• Data to use:
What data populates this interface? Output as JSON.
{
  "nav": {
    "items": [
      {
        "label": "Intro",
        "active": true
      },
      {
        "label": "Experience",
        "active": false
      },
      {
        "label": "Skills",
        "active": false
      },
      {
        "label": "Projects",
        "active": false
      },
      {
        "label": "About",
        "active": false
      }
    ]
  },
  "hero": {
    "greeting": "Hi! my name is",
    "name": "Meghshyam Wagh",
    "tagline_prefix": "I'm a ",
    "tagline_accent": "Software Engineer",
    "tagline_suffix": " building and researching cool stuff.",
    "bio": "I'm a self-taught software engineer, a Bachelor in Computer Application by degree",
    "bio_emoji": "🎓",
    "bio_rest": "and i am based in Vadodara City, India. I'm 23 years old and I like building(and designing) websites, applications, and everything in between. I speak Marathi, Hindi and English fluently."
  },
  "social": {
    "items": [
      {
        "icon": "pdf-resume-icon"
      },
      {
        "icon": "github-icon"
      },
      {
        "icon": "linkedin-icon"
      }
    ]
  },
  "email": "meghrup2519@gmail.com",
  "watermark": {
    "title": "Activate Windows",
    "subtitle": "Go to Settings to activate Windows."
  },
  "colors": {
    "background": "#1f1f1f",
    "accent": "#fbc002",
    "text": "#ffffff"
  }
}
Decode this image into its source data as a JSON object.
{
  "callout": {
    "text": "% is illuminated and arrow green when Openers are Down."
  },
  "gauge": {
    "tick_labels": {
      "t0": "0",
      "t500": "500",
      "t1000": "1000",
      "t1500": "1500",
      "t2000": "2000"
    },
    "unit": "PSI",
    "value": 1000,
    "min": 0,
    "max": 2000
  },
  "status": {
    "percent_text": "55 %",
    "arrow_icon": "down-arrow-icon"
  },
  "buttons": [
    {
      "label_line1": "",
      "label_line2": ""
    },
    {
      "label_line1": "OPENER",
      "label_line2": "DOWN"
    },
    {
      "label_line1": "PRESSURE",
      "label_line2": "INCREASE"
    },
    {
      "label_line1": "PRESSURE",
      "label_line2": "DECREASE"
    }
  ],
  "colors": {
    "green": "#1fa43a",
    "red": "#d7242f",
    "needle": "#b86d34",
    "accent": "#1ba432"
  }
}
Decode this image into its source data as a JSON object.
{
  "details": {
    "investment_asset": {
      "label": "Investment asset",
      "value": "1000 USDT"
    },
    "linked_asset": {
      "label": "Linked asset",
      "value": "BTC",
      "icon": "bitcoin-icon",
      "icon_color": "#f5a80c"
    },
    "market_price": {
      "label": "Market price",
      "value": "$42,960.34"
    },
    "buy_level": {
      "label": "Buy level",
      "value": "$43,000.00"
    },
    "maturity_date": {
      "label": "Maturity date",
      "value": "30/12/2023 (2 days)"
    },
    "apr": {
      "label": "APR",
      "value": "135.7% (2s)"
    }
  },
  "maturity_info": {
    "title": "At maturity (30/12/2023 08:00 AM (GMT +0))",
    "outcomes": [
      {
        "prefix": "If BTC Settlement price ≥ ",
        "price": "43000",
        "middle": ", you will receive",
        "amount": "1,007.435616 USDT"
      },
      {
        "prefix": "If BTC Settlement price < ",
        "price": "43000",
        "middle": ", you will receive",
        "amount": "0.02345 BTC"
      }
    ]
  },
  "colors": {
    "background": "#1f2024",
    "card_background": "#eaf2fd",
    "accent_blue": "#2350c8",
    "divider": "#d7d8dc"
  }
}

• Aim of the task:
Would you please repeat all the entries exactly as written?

• Exercise output:
What data populates this interface? Output as JSON.
{
  "nav": {
    "items": [
      {
        "label": "Intro",
        "active": true
      },
      {
        "label": "Experience",
        "active": false
      },
      {
        "label": "Skills",
        "active": false
      },
      {
        "label": "Projects",
        "active": false
      },
      {
        "label": "About",
        "active": false
      }
    ]
  },
  "hero": {
    "greeting": "Hi! my name is",
    "name": "Meghshyam Wagh",
    "tagline_prefix": "I'm a ",
    "tagline_accent": "Software Engineer",
    "tagline_suffix": " building and researching cool stuff.",
    "bio": "I'm a self-taught software engineer, a Bachelor in Computer Application by degree",
    "bio_emoji": "🎓",
    "bio_rest": "and i am based in Vadodara City, India. I'm 23 years old and I like building(and designing) websites, applications, and everything in between. I speak Marathi, Hindi and English fluently."
  },
  "social": {
    "items": [
      {
        "icon": "pdf-resume-icon"
      },
      {
        "icon": "github-icon"
      },
      {
        "icon": "linkedin-icon"
      }
    ]
  },
  "email": "meghrup2519@gmail.com",
  "watermark": {
    "title": "Activate Windows",
    "subtitle": "Go to Settings to activate Windows."
  },
  "colors": {
    "background": "#1f1f1f",
    "accent": "#fbc002",
    "text": "#ffffff"
  }
}
Decode this image into its source data as a JSON object.
{
  "callout": {
    "text": "% is illuminated and arrow green when Openers are Down."
  },
  "gauge": {
    "tick_labels": {
      "t0": "0",
      "t500": "500",
      "t1000": "1000",
      "t1500": "1500",
      "t2000": "2000"
    },
    "unit": "PSI",
    "value": 1000,
    "min": 0,
    "max": 2000
  },
  "status": {
    "percent_text": "55 %",
    "arrow_icon": "down-arrow-icon"
  },
  "buttons": [
    {
      "label_line1": "",
      "label_line2": ""
    },
    {
      "label_line1": "OPENER",
      "label_line2": "DOWN"
    },
    {
      "label_line1": "PRESSURE",
      "label_line2": "INCREASE"
    },
    {
      "label_line1": "PRESSURE",
      "label_line2": "DECREASE"
    }
  ],
  "colors": {
    "green": "#1fa43a",
    "red": "#d7242f",
    "needle": "#b86d34",
    "accent": "#1ba432"
  }
}
Decode this image into its source data as a JSON object.
{
  "details": {
    "investment_asset": {
      "label": "Investment asset",
      "value": "1000 USDT"
    },
    "linked_asset": {
      "label": "Linked asset",
      "value": "BTC",
      "icon": "bitcoin-icon",
      "icon_color": "#f5a80c"
    },
    "market_price": {
      "label": "Market price",
      "value": "$42,960.34"
    },
    "buy_level": {
      "label": "Buy level",
      "value": "$43,000.00"
    },
    "maturity_date": {
      "label": "Maturity date",
      "value": "30/12/2023 (2 days)"
    },
    "apr": {
      "label": "APR",
      "value": "135.7% (2s)"
    }
  },
  "maturity_info": {
    "title": "At maturity (30/12/2023 08:00 AM (GMT +0))",
    "outcomes": [
      {
        "prefix": "If BTC Settlement price ≥ ",
        "price": "43000",
        "middle": ", you will receive",
        "amount": "1,007.435616 USDT"
      },
      {
        "prefix": "If BTC Settlement price < ",
        "price": "43000",
        "middle": ", you will receive",
        "amount": "0.02345 BTC"
      }
    ]
  },
  "colors": {
    "background": "#1f2024",
    "card_background": "#eaf2fd",
    "accent_blue": "#2350c8",
    "divider": "#d7d8dc"
  }
}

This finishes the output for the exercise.